But yeah, speaking of Buddhist nuns. I forgot to ask how they ought to compare to female Byzantine saints, because, come to think of it, it must needs asking, aren't we. Kristina mentioned the intimate connection between gay, death and enlightenment -- not necessarily in that order -- in Buddhist monasteries and, you know, while the Byzantines before the 10th century AD weren't Buddhist and had pretty vague ideas about manly love compared to Tokugawa aesthetes, they did have an exhaustive documentation as regards the presence of eunuchs in Byzantium and their ecclesiastical position both in the Church and in monastic communities, and their importance in imperial politics. There were particular ranks of the court hierarchy reserved to eunuchs, and many prominent clerics and patriarchs were eunuchs. Within religious communities eunuchs were considered fortunate, in that their condition was believed to spare them some of the sexual temptations visited upon 'whole' men. Of course this *is* a piece of rank misinformation, one of many that circulated about eunuchs (which should bear writing a treatise on if you're in the field of Byzantine scholarship. I try, sort of, to keep track of publications and I don't think I've seen one yet), but in contrast to the prejudice against eunuchs in the West, there was no objection to their promotion to ecclesiastical careers in Byzantium.
So anyway what I'm trying to point out is that eunuchs were accepted in the Church, and those who didn't aspire to a clerical office lived their lives in monasteries. And this is where the connection with women saints comes in, because up until the eighth century or so the pattern of creating female saints was contextualized -- and codified in their Lives -- within a woman's pursuit of a solitary or communal religious life disguised as a eunuch. By cutting their hair and adopting male dress, women were able to pursue their dedication to religion without being inhibited by what should have been their destiny as per their status in society. There were numerous stories about women fleeing from arranged marriages, escaping dictatorial fathers and husbands, repenting of their previously unchristian lives as prostitutes, all of which ended with them seeking refuge in a monastery where angry relatives were least likely to come looking. These stories always concluded with a good Christian moral and were very popular -- the misadventures of eunuch women like St. Eugenia, is it, and St. Euphrosyne made for great reading, not to mention the lives of reformed prostitutes like St. Pelagia, who also disguised herself as a eunuch -- though bizarre twists were implicit in a hagiographical text of this sort. For example: the 'isolated' hermit, a holy man respected widely, dies and turns out to be a man after all; the woman disguised as a man is accused of making a nun pregnant and suffers otracism, until the truth is revealed by the deceitful nun. (You can read a pretty good selection of these stories in an anthology of the more interesting Lives edited by... er, let me check the book in the apartment). There's also another variation of this genre, this time dealing with the abortive attempts of women to approach otherwise misogynistic holy relics. There's a story about a woman who wanted to be cured by the relics of the Patriarch Tarasios, but because she wasn't allowed to enter the monastery where his tomb was situated since she was a woman and all, she had to disguise herself as a eunuch and thus was admitted. She was miraculously cured and escaped the monastery to tell the tale. But other male saints weren't so benevolent, I believe, and were a lot more suspicious of and hostile to the device.

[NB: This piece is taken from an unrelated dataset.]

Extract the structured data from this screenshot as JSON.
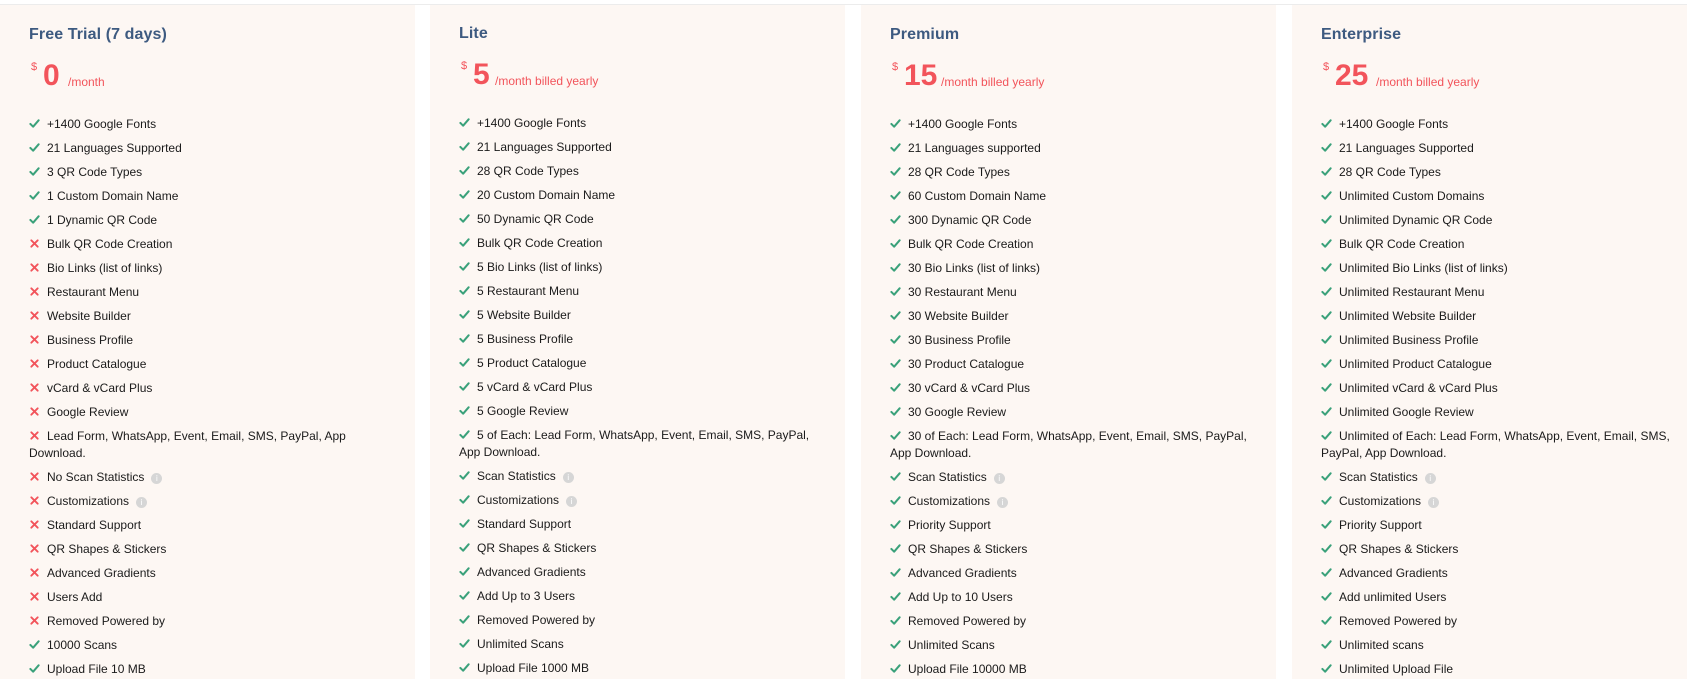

I don't know stories about Buddhist nuns in medieval Japan -- save that cited below, and I only read about in a source I don't know how many times removed from the original text -- so, yeah, I was wondering.